Exercise :: Count the lines in the following data that include "DEBUG". Please write only the number.

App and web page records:
■ ■ ■ ■

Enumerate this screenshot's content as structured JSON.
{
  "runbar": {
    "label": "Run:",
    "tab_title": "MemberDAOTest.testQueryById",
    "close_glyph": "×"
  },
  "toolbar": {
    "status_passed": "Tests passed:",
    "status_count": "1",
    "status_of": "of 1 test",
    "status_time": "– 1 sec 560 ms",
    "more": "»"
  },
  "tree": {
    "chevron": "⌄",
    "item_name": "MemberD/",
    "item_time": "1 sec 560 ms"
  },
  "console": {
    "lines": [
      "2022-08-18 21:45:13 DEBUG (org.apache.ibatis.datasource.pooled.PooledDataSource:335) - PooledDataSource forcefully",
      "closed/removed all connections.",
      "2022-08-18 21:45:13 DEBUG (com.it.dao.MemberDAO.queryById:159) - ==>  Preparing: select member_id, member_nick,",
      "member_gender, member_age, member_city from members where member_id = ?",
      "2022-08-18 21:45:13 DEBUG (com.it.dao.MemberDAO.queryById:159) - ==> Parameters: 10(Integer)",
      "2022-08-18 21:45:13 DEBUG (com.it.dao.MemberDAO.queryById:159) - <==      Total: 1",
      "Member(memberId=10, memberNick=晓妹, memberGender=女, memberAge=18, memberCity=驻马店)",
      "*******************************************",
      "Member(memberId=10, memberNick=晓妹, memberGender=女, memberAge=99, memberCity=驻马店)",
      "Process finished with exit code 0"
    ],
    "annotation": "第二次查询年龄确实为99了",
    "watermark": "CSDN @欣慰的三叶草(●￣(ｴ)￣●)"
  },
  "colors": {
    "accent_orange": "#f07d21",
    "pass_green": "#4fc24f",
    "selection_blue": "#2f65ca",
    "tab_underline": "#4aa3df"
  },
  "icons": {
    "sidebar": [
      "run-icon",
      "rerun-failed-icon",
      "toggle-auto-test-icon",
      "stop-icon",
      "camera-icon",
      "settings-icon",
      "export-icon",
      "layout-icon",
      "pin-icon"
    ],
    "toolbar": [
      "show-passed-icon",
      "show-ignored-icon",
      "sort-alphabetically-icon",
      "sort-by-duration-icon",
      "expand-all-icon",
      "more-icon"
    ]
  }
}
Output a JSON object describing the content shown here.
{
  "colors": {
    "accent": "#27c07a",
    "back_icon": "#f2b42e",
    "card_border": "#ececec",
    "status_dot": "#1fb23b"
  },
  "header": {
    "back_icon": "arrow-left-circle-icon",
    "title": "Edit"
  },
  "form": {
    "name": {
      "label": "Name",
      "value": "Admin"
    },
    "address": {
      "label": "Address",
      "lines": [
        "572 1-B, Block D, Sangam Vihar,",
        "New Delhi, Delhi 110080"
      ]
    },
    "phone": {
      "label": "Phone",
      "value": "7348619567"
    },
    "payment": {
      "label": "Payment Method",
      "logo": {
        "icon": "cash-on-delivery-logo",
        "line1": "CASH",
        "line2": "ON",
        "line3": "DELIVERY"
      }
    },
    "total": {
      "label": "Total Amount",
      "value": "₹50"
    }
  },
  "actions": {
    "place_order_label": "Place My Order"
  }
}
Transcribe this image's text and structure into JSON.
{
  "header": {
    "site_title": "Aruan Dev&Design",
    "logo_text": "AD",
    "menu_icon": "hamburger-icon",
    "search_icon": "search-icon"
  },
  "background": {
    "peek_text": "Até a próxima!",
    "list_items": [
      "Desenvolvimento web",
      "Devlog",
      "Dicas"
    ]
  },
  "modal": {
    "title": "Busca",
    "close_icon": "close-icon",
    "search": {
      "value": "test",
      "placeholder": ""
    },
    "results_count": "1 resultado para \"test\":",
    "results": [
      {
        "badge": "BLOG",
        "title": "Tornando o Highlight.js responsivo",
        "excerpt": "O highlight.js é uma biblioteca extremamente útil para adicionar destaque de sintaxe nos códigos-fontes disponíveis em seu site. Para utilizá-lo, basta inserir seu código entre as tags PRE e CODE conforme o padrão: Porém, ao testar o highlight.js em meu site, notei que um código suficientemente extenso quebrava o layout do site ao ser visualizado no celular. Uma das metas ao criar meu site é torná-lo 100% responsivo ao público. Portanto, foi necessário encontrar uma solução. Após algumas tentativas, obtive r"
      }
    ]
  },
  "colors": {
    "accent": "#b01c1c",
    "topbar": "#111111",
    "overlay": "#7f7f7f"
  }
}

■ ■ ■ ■

Finished task :: 4